What are your pet peeves? Chances are traffic congestion and having to commute are right up there. Millions of South Africans, and billions of people across the world, feel the same way. At Melrose Arch in Johannesburg, we’re doing something about this.
The layout of this precinct, and the way in which its latest additions like One on Whiteley are being developed, bring to life the best elements of mixed-use precincts. Chief among these, is walkability. One on Whiteley is the latest residential address at Melrose Arch. If you’ve purchased a unit here, or you’ll be renting one, you can look forward to a high-quality lifestyle. Just about everything you need is within comfortable walking distance. And this doesn’t apply only to shops and restaurants because you also have the option of working close to home, thanks to the range of commercial space that is available for office rentals.
Consider for a moment how much time and money you’ll save by not having to sit in traffic or commute to work. Add to that lower levels of pollution, less agitation, stress and frustration, and having all your daily needs taken care of within a comfortable walking distance, and you see how much you can gain from living in mixed-use precincts such as this.
These developments, where different types of property co-exist in a single location, means people can live, work and enjoy their downtime within a conveniently small radius. But making these precincts walkable, is about more than getting around on foot.
A Harvard study found that improving walkability addresses many factors – lifestyle issues and diseases associated with obesity, deserted city centres, traffic and congestion, pollution, environmental concerns, sustainability, social isolation and more. So ‘walkability’ covers a lot of ground!
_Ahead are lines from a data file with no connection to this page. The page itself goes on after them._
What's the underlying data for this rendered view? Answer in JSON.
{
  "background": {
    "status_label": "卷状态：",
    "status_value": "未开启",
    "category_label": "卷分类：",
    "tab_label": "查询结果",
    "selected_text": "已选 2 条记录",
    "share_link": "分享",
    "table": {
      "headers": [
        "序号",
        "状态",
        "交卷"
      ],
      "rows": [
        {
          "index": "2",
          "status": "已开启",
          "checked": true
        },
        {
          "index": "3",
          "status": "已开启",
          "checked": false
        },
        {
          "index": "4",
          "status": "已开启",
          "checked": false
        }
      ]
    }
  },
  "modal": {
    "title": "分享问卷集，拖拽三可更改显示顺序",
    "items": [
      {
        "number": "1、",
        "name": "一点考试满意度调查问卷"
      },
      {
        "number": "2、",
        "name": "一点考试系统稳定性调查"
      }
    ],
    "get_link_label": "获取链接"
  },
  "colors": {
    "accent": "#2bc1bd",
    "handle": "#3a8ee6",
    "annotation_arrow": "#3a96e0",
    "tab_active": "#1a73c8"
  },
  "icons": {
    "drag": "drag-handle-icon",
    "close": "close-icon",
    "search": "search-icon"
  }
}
It…
- improves sustainability by way of reductions carbon footprints;
- encourages less driving and more healthier ways of getting around, often non-motorised – like walking or cycling;
- cuts transport costs, time spent sitting in traffic, congestion and pollution;
- eases the environmental impact by decreasing the need for factories that produce cars and refine fuel, and reducing the need for costly road maintenance thanks to fewer cards on the roads;
- stimulates pockets of small, independent economic activity in many parts of a city, instead of having main business and shopping areas; and
- enables a sense of community by encouraging public life and social cohesion through multiple and multipurpose open-air spaces.
Jeff Speck, author of the bestselling Walkable City, says the thinking used to be that a strong economy would lead attract people and give them a higher quality of life. But nowadays the opposite is true. Creating better quality of life is the first step and then new residents and jobs come as a result.